◆ **Problem details**
Copy out each line of the entries where the word "price" is present.

◆ **Supplied material**

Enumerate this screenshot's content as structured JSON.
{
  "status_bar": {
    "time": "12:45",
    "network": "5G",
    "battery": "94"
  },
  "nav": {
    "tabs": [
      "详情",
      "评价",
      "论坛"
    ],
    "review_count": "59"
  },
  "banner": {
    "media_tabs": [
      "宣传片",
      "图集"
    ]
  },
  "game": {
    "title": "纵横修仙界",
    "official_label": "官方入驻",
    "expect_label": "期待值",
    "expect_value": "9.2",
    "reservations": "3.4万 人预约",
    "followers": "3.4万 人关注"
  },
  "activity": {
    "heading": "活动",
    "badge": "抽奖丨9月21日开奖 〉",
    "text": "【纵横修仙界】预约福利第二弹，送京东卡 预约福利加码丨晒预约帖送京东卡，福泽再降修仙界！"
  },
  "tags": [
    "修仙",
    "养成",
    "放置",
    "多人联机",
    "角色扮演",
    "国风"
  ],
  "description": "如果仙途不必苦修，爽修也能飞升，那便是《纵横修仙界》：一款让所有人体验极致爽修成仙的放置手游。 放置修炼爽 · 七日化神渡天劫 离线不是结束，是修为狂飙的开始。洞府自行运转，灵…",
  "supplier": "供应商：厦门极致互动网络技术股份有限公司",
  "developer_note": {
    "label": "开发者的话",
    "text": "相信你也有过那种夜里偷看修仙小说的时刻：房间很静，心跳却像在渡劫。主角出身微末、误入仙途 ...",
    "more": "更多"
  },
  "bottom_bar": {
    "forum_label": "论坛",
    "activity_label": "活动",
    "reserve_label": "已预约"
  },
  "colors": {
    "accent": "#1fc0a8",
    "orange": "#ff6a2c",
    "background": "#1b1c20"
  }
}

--

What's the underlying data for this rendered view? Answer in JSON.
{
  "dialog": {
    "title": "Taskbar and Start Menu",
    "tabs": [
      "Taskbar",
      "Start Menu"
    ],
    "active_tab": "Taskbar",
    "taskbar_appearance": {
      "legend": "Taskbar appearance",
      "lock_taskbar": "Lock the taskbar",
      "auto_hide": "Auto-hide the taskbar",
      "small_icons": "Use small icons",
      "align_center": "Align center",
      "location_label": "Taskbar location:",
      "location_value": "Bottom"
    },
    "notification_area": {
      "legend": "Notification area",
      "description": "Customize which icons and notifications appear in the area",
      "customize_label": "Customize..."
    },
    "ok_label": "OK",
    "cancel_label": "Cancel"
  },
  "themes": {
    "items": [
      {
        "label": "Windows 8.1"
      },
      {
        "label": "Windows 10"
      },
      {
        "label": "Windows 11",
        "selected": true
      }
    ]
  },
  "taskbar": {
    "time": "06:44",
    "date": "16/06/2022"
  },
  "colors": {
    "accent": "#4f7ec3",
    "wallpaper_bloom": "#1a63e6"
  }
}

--

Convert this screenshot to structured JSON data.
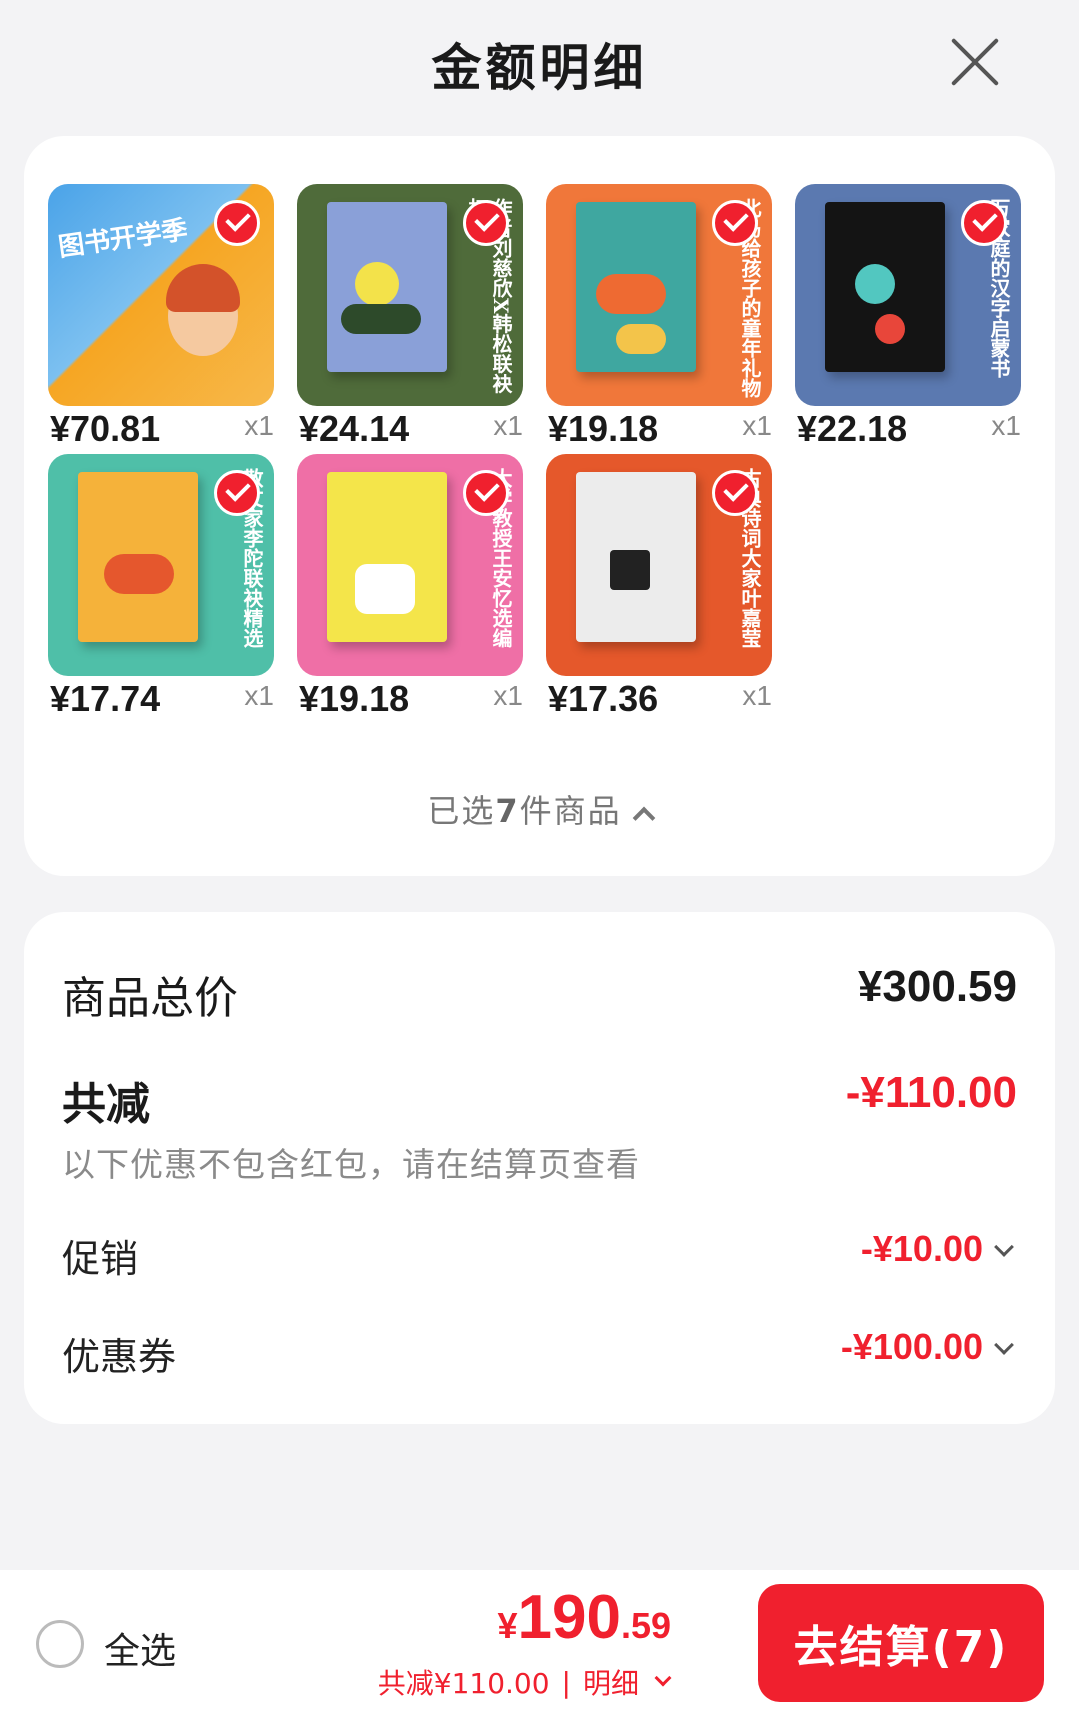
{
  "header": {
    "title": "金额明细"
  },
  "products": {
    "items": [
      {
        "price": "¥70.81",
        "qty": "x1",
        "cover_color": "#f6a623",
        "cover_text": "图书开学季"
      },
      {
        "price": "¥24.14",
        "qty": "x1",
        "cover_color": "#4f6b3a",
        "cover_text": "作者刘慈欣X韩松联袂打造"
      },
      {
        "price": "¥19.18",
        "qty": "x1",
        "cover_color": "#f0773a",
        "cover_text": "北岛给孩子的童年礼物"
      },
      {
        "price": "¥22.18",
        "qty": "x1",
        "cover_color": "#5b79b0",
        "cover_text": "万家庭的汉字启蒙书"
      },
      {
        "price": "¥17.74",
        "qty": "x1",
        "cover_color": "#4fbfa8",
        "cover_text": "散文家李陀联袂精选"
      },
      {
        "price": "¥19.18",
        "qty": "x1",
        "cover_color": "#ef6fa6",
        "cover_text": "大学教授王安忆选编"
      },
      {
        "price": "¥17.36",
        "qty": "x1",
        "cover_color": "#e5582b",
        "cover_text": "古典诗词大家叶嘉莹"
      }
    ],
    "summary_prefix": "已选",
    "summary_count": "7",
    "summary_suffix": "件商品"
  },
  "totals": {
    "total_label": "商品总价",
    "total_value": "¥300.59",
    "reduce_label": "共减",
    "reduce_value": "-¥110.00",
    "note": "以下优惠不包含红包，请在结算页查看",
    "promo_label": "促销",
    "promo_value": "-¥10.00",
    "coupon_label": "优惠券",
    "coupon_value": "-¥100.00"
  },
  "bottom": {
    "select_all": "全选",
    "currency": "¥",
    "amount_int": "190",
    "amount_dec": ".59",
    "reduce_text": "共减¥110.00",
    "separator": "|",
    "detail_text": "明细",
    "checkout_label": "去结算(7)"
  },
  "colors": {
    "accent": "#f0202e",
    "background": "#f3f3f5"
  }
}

◆ **Problem solution**
        "price": "¥70.81",
        "price": "¥24.14",
        "price": "¥19.18",
        "price": "¥22.18",
        "price": "¥17.74",
        "price": "¥19.18",
        "price": "¥17.36",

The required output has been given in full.